Bank of England currency
Nicknames: Pound Sterling, Sterling, Quid, Nicker
Freq Used: £1, £2, 1p, 2p, 5p, 10p, 20p, 50p
Freq Used: £5, £10, £20, £50
Rarely Used: £100
Bank of England
The United Kingdom's central bank is the Bank of England. As the fourth most traded currency, the British Pound is the third most held reserve currency in the world. Common names for the British Pound include the Pound Sterling, Sterling, Quid, Cable, and Nicker.
Importance of the British Pound
The British Pound is the oldest currency still in use today, as well as one of the most commonly converted currencies. The Falkland Islands, Gibraltar, and Saint Helena are all pegged at par to the GBP.
Early Currency in Britain
With its origins dating back to the year 760, the Pound Sterling was first introduced as the silver penny, which spread across the Anglo-Saxon kingdoms. In 1158, the design was changed and rather than pure silver the new coins were struck from 92.5% silver and became to be known as the Sterling Pound. Silver pennies were the sole coinage used in England until the shilling was introduced in 1487 and the pound, two years later, in 1489.
British Pound Notes and the Gold Standard
The first paper notes were introduced in 1694, with their legal basis being switched from silver to gold. The Bank of England, one of the first central banks in the world, was established a year later, in 1695. All Sterling notes were handwritten until 1855, when the bank began to print whole notes. In the early 20th century, more countries began to tie their currencies to gold. A gold standard was created, which allowed conversion between different countries' currencies and revolutionized trading and the international economy. Great Britain officially adopted the gold standard in 1816, though it had been using the system since 1670. The strength of the Sterling that came with the gold standard led to a period of major economic growth in Britain until 1914.
The British Pound and the Sterling Area
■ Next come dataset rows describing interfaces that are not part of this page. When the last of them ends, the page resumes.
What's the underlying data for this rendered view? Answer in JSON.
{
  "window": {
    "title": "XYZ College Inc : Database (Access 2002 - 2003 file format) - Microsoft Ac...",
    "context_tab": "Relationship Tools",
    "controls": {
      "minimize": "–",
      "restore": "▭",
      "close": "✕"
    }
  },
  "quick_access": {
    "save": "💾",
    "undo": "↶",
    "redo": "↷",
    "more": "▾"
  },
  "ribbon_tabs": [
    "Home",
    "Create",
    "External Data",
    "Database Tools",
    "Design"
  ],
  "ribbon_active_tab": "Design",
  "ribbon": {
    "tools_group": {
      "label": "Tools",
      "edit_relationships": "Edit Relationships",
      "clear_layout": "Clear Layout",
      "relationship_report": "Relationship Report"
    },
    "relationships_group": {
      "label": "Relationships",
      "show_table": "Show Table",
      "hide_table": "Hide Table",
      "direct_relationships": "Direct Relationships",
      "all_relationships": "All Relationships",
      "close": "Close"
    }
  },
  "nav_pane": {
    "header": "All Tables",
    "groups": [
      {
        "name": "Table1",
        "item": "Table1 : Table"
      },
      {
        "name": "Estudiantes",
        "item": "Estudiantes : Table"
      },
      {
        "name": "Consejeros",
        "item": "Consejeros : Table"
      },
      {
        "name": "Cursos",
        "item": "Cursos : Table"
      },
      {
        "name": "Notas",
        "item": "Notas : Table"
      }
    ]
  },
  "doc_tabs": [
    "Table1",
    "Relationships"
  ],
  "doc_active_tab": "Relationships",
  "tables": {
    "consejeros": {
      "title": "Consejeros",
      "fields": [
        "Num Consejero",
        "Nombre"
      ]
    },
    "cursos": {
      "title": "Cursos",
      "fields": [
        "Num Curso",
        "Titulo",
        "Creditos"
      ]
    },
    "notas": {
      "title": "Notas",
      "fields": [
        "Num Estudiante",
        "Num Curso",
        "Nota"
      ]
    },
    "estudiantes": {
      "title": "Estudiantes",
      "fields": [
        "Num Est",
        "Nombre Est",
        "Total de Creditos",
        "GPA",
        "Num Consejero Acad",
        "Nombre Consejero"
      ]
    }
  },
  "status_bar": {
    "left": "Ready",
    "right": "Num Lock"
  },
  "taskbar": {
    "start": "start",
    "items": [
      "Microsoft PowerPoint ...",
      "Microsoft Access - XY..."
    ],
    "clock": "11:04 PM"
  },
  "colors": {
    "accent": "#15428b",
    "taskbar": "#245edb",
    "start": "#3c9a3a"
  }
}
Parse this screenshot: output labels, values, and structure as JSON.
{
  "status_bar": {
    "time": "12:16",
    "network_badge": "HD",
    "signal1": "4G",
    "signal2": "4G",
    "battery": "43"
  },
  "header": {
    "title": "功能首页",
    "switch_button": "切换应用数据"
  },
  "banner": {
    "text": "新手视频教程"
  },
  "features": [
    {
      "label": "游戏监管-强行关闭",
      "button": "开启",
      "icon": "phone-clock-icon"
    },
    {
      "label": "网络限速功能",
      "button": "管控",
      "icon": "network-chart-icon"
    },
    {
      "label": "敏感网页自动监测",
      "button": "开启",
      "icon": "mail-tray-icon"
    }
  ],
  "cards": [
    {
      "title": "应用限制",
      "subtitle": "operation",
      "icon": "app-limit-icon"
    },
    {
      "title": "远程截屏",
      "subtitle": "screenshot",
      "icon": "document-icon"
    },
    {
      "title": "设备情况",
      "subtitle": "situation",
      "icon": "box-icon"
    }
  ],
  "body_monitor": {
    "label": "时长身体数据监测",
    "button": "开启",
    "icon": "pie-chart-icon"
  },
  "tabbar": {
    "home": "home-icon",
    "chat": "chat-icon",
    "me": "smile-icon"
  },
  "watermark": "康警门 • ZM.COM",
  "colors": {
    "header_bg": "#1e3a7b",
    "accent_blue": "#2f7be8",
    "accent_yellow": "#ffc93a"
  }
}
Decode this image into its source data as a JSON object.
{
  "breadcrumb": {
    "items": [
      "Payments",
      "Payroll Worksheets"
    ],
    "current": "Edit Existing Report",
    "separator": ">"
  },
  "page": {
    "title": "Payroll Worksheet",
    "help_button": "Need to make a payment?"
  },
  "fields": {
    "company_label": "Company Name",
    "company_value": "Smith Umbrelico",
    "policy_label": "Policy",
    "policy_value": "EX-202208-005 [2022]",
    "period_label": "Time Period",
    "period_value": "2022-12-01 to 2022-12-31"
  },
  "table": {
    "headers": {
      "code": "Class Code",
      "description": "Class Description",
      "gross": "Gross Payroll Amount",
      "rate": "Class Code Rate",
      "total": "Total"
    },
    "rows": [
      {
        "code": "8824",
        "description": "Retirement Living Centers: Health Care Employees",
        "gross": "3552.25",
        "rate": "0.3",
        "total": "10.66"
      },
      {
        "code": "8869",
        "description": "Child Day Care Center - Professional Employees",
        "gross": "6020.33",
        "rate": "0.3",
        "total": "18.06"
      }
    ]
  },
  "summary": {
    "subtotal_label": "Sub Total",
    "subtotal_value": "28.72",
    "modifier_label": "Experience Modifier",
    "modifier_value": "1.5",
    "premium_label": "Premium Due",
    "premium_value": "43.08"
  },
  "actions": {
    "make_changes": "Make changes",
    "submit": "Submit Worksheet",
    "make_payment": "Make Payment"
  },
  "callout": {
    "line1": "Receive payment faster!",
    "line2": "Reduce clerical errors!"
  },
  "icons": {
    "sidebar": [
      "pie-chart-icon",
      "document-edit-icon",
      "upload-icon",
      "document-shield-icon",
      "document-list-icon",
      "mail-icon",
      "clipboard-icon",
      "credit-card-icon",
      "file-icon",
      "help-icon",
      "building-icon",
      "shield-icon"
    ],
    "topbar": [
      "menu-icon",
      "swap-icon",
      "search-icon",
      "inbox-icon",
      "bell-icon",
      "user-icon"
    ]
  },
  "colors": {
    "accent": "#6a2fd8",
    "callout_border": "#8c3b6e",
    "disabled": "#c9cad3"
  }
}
The British Pound was not only used in Great Britain, but also circulated through the colonies of the British Empire. The countries that used the Pound became to be known as the Sterling Area and the Pound grew to be globally popular, held as a reserve currency in many central banks. However, as the British economy started to decline the US Dollar grew in dominance. In 1940, the Pound was pegged to the US Dollar at a rate of 1 Pound to $4.03 US Dollars and many other countries followed, by pegging their respective currencies. In 1949, the Pound was devalued by 30% and a second devaluation followed in 1967. When the British Pound was decimalized and began to float freely in the market, in 1971, the Sterling Area was terminated. Following, the British Pound experienced a number of highs and lows.